=== Extracted data ===
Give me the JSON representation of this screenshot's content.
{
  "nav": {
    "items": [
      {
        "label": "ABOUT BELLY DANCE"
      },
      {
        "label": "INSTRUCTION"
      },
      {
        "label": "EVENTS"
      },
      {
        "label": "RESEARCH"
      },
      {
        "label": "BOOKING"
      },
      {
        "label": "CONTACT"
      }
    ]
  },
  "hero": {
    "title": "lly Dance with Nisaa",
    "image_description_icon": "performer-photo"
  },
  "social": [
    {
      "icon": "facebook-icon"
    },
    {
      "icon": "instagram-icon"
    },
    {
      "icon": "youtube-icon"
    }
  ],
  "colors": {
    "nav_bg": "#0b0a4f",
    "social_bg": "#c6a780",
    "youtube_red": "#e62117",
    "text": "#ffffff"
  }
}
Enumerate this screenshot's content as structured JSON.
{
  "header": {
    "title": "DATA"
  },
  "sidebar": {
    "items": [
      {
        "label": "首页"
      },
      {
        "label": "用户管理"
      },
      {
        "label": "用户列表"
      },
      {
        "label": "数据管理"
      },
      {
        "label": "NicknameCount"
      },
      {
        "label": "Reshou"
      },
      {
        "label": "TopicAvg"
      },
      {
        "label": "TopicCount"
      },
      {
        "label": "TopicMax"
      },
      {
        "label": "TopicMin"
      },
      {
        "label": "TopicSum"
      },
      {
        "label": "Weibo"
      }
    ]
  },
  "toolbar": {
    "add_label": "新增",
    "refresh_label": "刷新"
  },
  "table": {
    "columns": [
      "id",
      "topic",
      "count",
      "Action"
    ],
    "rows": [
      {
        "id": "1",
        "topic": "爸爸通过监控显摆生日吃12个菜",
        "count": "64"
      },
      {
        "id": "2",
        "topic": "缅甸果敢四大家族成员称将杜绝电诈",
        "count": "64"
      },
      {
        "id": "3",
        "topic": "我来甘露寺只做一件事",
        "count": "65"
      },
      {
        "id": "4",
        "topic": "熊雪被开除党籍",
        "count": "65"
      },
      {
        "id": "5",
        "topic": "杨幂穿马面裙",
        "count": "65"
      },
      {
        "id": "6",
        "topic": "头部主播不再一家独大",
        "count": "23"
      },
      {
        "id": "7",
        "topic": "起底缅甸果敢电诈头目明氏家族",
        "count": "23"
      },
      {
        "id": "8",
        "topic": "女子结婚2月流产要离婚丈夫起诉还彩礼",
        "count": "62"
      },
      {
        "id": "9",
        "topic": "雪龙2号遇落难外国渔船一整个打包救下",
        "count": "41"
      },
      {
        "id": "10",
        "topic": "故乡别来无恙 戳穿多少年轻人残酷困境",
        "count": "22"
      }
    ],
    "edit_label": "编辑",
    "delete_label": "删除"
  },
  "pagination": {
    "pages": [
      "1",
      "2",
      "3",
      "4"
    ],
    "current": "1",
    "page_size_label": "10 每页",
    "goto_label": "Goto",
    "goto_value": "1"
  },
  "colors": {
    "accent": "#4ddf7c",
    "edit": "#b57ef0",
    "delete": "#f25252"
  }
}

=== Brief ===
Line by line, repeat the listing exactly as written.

=== Exercise response ===
Give me the JSON representation of this screenshot's content.
{
  "nav": {
    "items": [
      {
        "label": "ABOUT BELLY DANCE"
      },
      {
        "label": "INSTRUCTION"
      },
      {
        "label": "EVENTS"
      },
      {
        "label": "RESEARCH"
      },
      {
        "label": "BOOKING"
      },
      {
        "label": "CONTACT"
      }
    ]
  },
  "hero": {
    "title": "lly Dance with Nisaa",
    "image_description_icon": "performer-photo"
  },
  "social": [
    {
      "icon": "facebook-icon"
    },
    {
      "icon": "instagram-icon"
    },
    {
      "icon": "youtube-icon"
    }
  ],
  "colors": {
    "nav_bg": "#0b0a4f",
    "social_bg": "#c6a780",
    "youtube_red": "#e62117",
    "text": "#ffffff"
  }
}
Enumerate this screenshot's content as structured JSON.
{
  "header": {
    "title": "DATA"
  },
  "sidebar": {
    "items": [
      {
        "label": "首页"
      },
      {
        "label": "用户管理"
      },
      {
        "label": "用户列表"
      },
      {
        "label": "数据管理"
      },
      {
        "label": "NicknameCount"
      },
      {
        "label": "Reshou"
      },
      {
        "label": "TopicAvg"
      },
      {
        "label": "TopicCount"
      },
      {
        "label": "TopicMax"
      },
      {
        "label": "TopicMin"
      },
      {
        "label": "TopicSum"
      },
      {
        "label": "Weibo"
      }
    ]
  },
  "toolbar": {
    "add_label": "新增",
    "refresh_label": "刷新"
  },
  "table": {
    "columns": [
      "id",
      "topic",
      "count",
      "Action"
    ],
    "rows": [
      {
        "id": "1",
        "topic": "爸爸通过监控显摆生日吃12个菜",
        "count": "64"
      },
      {
        "id": "2",
        "topic": "缅甸果敢四大家族成员称将杜绝电诈",
        "count": "64"
      },
      {
        "id": "3",
        "topic": "我来甘露寺只做一件事",
        "count": "65"
      },
      {
        "id": "4",
        "topic": "熊雪被开除党籍",
        "count": "65"
      },
      {
        "id": "5",
        "topic": "杨幂穿马面裙",
        "count": "65"
      },
      {
        "id": "6",
        "topic": "头部主播不再一家独大",
        "count": "23"
      },
      {
        "id": "7",
        "topic": "起底缅甸果敢电诈头目明氏家族",
        "count": "23"
      },
      {
        "id": "8",
        "topic": "女子结婚2月流产要离婚丈夫起诉还彩礼",
        "count": "62"
      },
      {
        "id": "9",
        "topic": "雪龙2号遇落难外国渔船一整个打包救下",
        "count": "41"
      },
      {
        "id": "10",
        "topic": "故乡别来无恙 戳穿多少年轻人残酷困境",
        "count": "22"
      }
    ],
    "edit_label": "编辑",
    "delete_label": "删除"
  },
  "pagination": {
    "pages": [
      "1",
      "2",
      "3",
      "4"
    ],
    "current": "1",
    "page_size_label": "10 每页",
    "goto_label": "Goto",
    "goto_value": "1"
  },
  "colors": {
    "accent": "#4ddf7c",
    "edit": "#b57ef0",
    "delete": "#f25252"
  }
}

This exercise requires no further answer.